Can Your Sleepless Teen Turn Into A Substance Abuser?
October 10, 2014
Can Your Sleepless Teen Turn Into a Substance Abuser?
If you’re the parent of a teen, you have a lot of things to worry about. Will he fail math this semester? Will he get into college? Is that new friend of his a racist, or is it just me? How much your teen sleeps or doesn’t sleep might be low on your list of concerns, but there is new research that says you better prioritize it. If you know teens at all you know they don’t sleep enough. They stay up too late texting, or if you’re lucky, studying, and then they have to be to school by 7:30. How can they possibly be getting enough sleep? They’re not and they are at risk for substance abuse as a result.
The Problem of Sleep
Surveys and polls tell us what we already know: teenagers don’t get enough sleep. As much as 45 percent of young adults get too few hours of sleep each night. Even youngsters are struggling. Up to 27 percent of children and pre-teens are not sleeping enough either. Then there are the teens who may want to sleep, but have symptoms of insomnia. Ten percent of teens report having trouble falling asleep or staying asleep every night. You have probably heard that adults should aim for between six and eight hours of sleep every night. According to the National Sleep Foundation, teens should be getting more than nine hours every night.
Sleepiness Leads to Substance Abuse?
There are some pretty obvious consequences for your teenager when she doesn’t get enough sleep. Her memory and concentration at school suffer. Her mood becomes even more volatile than normal. She may eat too much or eat more junk food in her dazed and sleepy state.

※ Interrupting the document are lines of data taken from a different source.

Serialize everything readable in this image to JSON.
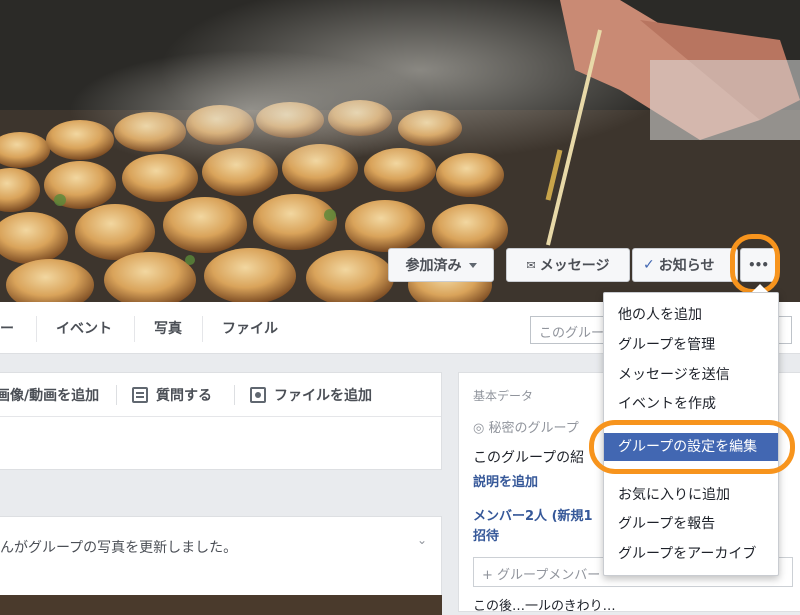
{
  "cover": {
    "buttons": {
      "joined": "参加済み",
      "message": "メッセージ",
      "notifications": "お知らせ",
      "more": "•••"
    }
  },
  "tabs": {
    "partial": "ー",
    "events": "イベント",
    "photos": "写真",
    "files": "ファイル"
  },
  "search": {
    "placeholder": "このグルー"
  },
  "composer": {
    "add_photo_video": "画像/動画を追加",
    "ask_question": "質問する",
    "add_file": "ファイルを追加"
  },
  "feed": {
    "story_text": "んがグループの写真を更新しました。",
    "chevron": "⌄"
  },
  "about": {
    "header": "基本データ",
    "privacy": "秘密のグループ",
    "description": "このグループの紹",
    "add_description": "説明を追加",
    "members": "メンバー2人 (新規1",
    "invite": "招待",
    "add_member": "+ グループメンバー",
    "truncated": "この後…一ルのきわり…"
  },
  "menu": {
    "items": [
      "他の人を追加",
      "グループを管理",
      "メッセージを送信",
      "イベントを作成",
      "グループの設定を編集",
      "お気に入りに追加",
      "グループを報告",
      "グループをアーカイブ"
    ],
    "selected_index": 4
  },
  "colors": {
    "highlight_ring": "#f7941d",
    "menu_selected": "#4267b2",
    "link": "#365899"
  }
}
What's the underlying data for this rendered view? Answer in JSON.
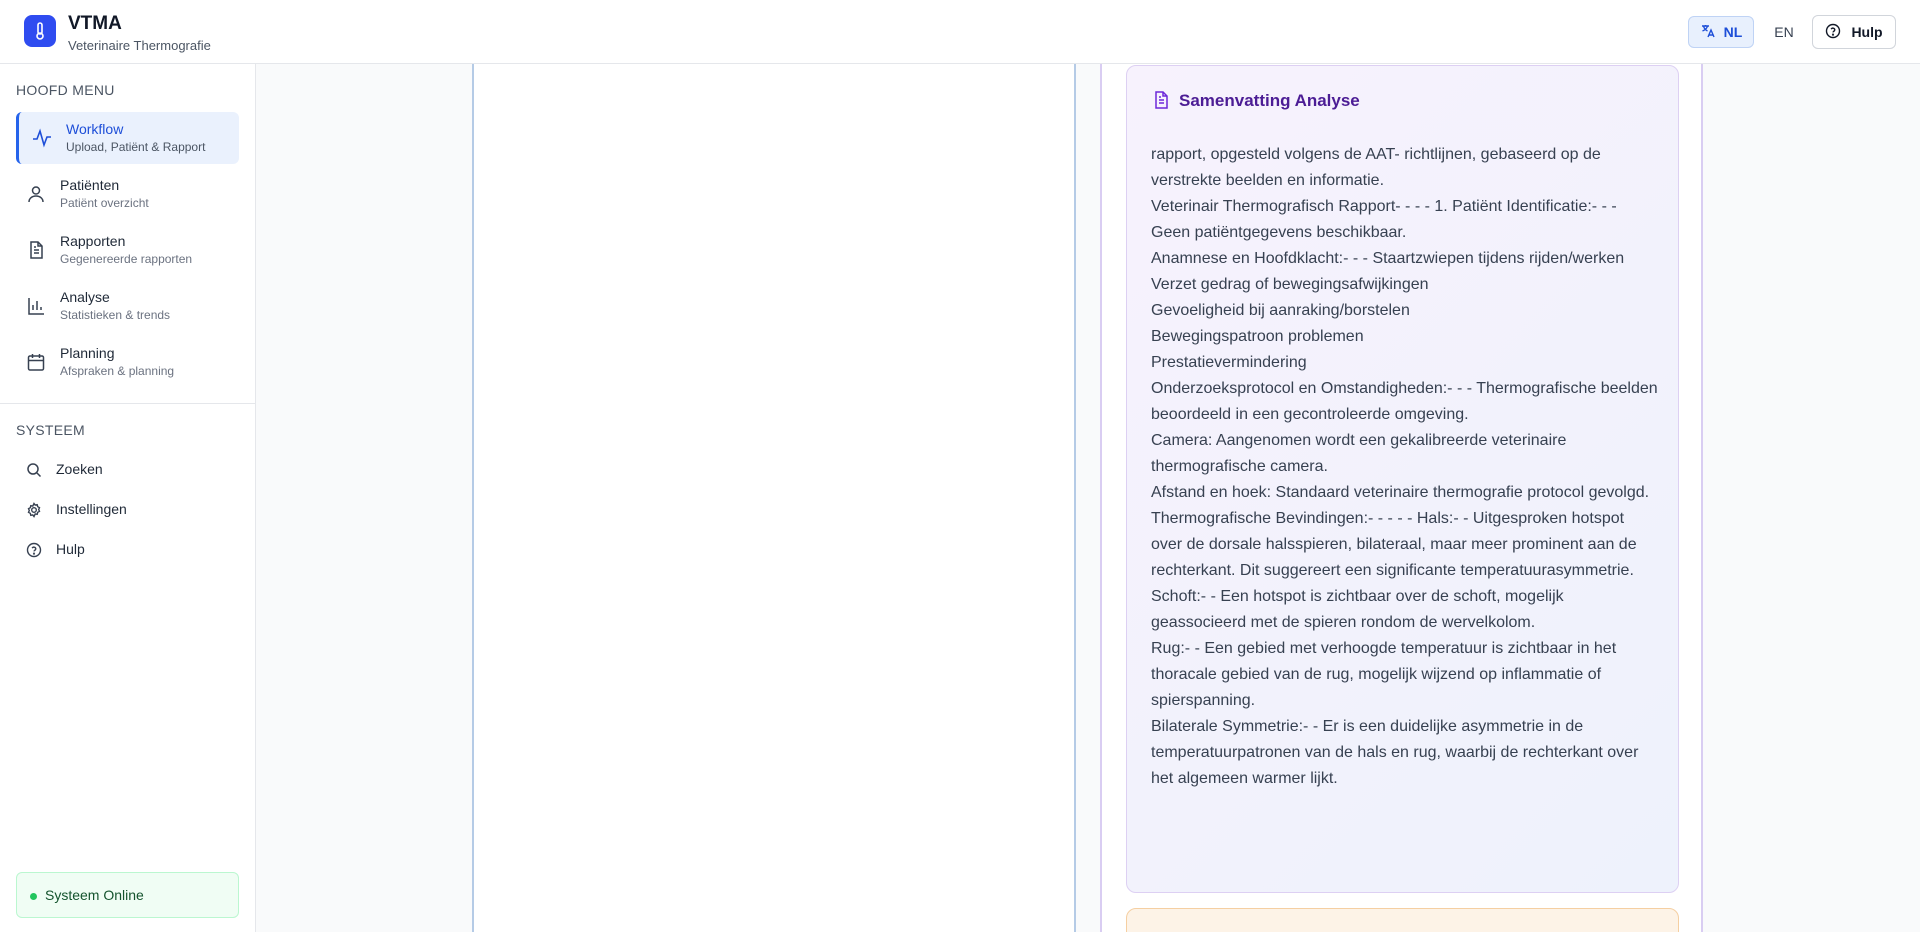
{
  "header": {
    "title": "VTMA",
    "subtitle": "Veterinaire Thermografie",
    "lang_nl": "NL",
    "lang_en": "EN",
    "help_label": "Hulp",
    "accent_color": "#2f4cf0"
  },
  "sidebar": {
    "main_menu_label": "HOOFD MENU",
    "items": [
      {
        "title": "Workflow",
        "subtitle": "Upload, Patiënt & Rapport",
        "icon": "activity-icon",
        "active": true
      },
      {
        "title": "Patiënten",
        "subtitle": "Patiënt overzicht",
        "icon": "user-icon"
      },
      {
        "title": "Rapporten",
        "subtitle": "Gegenereerde rapporten",
        "icon": "file-text-icon"
      },
      {
        "title": "Analyse",
        "subtitle": "Statistieken & trends",
        "icon": "bar-chart-icon"
      },
      {
        "title": "Planning",
        "subtitle": "Afspraken & planning",
        "icon": "calendar-icon"
      }
    ],
    "system_label": "SYSTEEM",
    "system_items": [
      {
        "label": "Zoeken",
        "icon": "search-icon"
      },
      {
        "label": "Instellingen",
        "icon": "gear-icon"
      },
      {
        "label": "Hulp",
        "icon": "help-circle-icon"
      }
    ],
    "status": "Systeem Online",
    "status_color": "#22c55e"
  },
  "summary": {
    "title": "Samenvatting Analyse",
    "lines": [
      "rapport, opgesteld volgens de AAT- richtlijnen, gebaseerd op de verstrekte beelden en informatie.",
      "Veterinair Thermografisch Rapport- - - - 1. Patiënt Identificatie:- - - Geen patiëntgegevens beschikbaar.",
      "Anamnese en Hoofdklacht:- - - Staartzwiepen tijdens rijden/werken",
      "Verzet gedrag of bewegingsafwijkingen",
      "Gevoeligheid bij aanraking/borstelen",
      "Bewegingspatroon problemen",
      "Prestatievermindering",
      "Onderzoeksprotocol en Omstandigheden:- - - Thermografische beelden beoordeeld in een gecontroleerde omgeving.",
      "Camera: Aangenomen wordt een gekalibreerde veterinaire thermografische camera.",
      "Afstand en hoek: Standaard veterinaire thermografie protocol gevolgd.",
      "Thermografische Bevindingen:- - - - - Hals:- - Uitgesproken hotspot over de dorsale halsspieren, bilateraal, maar meer prominent aan de rechterkant. Dit suggereert een significante temperatuurasymmetrie.",
      "Schoft:- - Een hotspot is zichtbaar over de schoft, mogelijk geassocieerd met de spieren rondom de wervelkolom.",
      "Rug:- - Een gebied met verhoogde temperatuur is zichtbaar in het thoracale gebied van de rug, mogelijk wijzend op inflammatie of spierspanning.",
      "Bilaterale Symmetrie:- - Er is een duidelijke asymmetrie in de temperatuurpatronen van de hals en rug, waarbij de rechterkant over het algemeen warmer lijkt."
    ]
  }
}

A new study has found that the results of poor sleep can be even more serious.
The research comes from psychologist Maria Wong and her colleagues at Idaho State University. They analyzed data from questionnaires and interviews conducted with over 6,000 adolescents who participated in the National Longitudinal Study of Adolescent Health. The data were collected over three different time periods. The researchers looked for sleep problems and tiredness in one time period and substance abuse issues in the next time period. They controlled for any teens that were already abusing substances during the first period of data collection.
What the researchers found was that having sleep difficulties during the first period correlated significantly with problematic drinking and drug use in the second period of surveys. Those teens that didn’t sleep enough or had symptoms of insomnia were more likely to binge drink, drive while under the influence of alcohol, to be sexually active because of drinking and regret it later, and to use illicit drugs.
This study was not the first to make a connection between lack of sleep and later substance abuse, but it is important in a couple of ways. First, previous studies looked at kids in groups already at a high-risk for substance abuse, while this study included a nationally-representative sample. And, the current study included both insomnia and insufficient sleep, while previous work focused only on insomnia.
What Can Parents Do?
The results of the study are troubling, and yes, they give you yet another thing to worry about as a parent. The good news is that you can play an important role in teaching your teen about sleep and to have good sleep hygiene. Share and model good sleep hygiene like not using mobile devices before bed and setting a regular sleep schedule. If your teen shows signs of insomnia, consider seeing your pediatrician or a sleep specialist. You know how serious the consequences of inadequate sleep can be, so take steps now to make sure your teen is sleeping like a baby every night.